eftpos has applied to become the first non-government accredited operator of a digital identity exchange in Australia, as it prepares to set its connectID brokering solution live in June.
The Australian-made electronic payments provider revealed plans to accredit connectID under the trusted digital identity framework (TDIF) during a fintech inquiry hearing on Friday.
“I am pleased to let you know that yesterday we applied to the Digital Transformation Agency to become the first non-government accredited TDIF exchange in Australia,” CEO Stephen Benton said.
The TDIF is a series of policies and standards that underpin the government’s national federated identity model, including the accreditation of government agencies and private sector organisations.
Only the government’s exchange, operated by Services Australia, is currently accredited under TDIF, while the Australian Taxation Office and Australia Post are the only accredited identity providers.
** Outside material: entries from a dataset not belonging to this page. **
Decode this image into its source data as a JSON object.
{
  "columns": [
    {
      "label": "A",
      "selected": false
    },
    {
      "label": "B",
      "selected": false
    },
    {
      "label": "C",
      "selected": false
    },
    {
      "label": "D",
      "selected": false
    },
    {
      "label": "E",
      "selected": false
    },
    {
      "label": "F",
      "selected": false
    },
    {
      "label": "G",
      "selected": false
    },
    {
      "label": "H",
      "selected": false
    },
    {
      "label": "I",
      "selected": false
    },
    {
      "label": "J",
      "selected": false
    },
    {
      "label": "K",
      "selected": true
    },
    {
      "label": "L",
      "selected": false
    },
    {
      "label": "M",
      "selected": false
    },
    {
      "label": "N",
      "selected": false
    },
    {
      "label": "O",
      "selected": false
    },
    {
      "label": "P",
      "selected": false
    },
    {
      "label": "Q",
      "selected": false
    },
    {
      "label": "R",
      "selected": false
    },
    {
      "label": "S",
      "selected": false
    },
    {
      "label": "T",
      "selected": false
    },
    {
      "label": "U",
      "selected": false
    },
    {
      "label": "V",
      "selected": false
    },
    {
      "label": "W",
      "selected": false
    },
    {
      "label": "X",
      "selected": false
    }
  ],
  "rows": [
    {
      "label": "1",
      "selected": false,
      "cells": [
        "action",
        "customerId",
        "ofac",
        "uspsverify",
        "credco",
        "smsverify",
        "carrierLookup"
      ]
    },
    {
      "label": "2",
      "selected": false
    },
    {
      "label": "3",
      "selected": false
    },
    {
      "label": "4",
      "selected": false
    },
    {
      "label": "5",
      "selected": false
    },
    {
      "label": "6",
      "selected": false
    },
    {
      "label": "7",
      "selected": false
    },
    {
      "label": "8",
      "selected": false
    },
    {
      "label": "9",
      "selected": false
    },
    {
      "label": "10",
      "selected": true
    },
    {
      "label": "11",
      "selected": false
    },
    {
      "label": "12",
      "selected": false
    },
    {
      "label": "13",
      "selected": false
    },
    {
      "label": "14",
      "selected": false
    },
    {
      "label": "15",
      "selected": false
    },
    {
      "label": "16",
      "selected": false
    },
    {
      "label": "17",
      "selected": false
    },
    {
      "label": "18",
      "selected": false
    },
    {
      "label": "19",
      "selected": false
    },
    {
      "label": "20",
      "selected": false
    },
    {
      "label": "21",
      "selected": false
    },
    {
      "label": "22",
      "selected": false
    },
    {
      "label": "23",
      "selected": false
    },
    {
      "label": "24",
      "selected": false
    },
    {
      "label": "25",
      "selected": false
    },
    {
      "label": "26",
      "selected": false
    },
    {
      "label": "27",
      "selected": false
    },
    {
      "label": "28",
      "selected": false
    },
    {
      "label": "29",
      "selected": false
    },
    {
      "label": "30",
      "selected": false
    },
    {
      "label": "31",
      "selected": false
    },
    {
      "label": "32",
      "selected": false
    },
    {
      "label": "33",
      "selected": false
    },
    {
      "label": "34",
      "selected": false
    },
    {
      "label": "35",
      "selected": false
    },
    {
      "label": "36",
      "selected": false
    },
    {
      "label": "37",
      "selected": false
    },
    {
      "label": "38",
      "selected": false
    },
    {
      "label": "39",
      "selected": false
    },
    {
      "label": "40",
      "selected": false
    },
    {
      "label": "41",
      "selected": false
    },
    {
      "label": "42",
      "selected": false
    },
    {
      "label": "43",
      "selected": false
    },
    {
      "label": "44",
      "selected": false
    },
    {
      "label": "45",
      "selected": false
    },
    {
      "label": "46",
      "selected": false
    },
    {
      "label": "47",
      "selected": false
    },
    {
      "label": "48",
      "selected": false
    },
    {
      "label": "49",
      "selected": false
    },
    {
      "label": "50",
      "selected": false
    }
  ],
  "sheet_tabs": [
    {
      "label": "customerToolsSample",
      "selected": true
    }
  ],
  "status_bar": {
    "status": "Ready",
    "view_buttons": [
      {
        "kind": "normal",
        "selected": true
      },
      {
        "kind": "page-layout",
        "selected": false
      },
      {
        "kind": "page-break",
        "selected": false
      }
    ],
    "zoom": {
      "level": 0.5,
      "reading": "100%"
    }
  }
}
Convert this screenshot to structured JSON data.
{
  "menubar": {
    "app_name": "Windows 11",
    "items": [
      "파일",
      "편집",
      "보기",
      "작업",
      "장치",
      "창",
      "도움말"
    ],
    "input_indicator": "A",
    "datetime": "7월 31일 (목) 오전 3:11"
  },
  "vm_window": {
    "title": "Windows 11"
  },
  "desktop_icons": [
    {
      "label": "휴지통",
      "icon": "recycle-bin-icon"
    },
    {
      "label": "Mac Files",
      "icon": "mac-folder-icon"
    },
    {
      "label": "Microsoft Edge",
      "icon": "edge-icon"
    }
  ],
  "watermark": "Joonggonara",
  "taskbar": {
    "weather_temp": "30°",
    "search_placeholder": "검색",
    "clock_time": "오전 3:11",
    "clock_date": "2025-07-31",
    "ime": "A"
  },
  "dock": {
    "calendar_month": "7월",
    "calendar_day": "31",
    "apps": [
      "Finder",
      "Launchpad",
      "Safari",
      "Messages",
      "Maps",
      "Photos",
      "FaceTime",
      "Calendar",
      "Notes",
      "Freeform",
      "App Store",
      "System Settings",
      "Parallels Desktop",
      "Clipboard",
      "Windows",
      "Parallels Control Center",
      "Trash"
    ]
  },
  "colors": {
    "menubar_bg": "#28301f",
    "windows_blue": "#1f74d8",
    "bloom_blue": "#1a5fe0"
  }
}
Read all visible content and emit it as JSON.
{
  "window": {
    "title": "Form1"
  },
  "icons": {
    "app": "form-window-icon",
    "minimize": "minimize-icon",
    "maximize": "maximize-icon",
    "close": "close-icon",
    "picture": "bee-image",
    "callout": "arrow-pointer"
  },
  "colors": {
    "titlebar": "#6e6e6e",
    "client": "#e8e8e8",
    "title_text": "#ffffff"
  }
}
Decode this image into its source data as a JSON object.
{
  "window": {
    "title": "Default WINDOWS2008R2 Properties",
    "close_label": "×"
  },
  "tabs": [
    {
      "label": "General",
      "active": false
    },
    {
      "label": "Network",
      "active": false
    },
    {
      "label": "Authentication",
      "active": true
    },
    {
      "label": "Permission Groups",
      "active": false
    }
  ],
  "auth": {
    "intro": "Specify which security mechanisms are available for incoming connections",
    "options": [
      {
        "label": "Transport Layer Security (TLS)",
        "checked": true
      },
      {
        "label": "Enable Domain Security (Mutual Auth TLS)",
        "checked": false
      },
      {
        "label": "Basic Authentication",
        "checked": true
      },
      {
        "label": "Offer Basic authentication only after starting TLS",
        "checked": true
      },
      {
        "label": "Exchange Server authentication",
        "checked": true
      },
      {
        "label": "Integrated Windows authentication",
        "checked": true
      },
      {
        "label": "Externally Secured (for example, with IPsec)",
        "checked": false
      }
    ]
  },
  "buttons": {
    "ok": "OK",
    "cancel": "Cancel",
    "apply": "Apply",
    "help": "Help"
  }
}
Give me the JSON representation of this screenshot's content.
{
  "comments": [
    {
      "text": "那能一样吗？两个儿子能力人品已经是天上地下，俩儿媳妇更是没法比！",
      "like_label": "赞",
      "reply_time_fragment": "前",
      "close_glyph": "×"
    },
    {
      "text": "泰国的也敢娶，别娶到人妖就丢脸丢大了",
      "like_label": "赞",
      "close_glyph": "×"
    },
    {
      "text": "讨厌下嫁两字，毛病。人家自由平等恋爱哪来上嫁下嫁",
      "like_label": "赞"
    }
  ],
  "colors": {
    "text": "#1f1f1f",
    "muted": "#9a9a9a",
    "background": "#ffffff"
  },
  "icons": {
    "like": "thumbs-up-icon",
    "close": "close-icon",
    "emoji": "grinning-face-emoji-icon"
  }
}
Like the government’s identity exchange, connectID solution acts as a broker between identity providers to allow organisations to verify identity.
It can be used to verify an individuals’ identity for a number of different reasons, including to confirm proof of age, address details or bank account information.
It has also picked up a handful of other businesses and “several state governments”, though Benton did not elaborate on who these were.
Benton said eftpos was now expected to go live with connectID in June, which is around seven months later than it originally planned.
He added that eftpos was also “working with the government to ensure its digital identity legislation enables rich use cases across the economy”.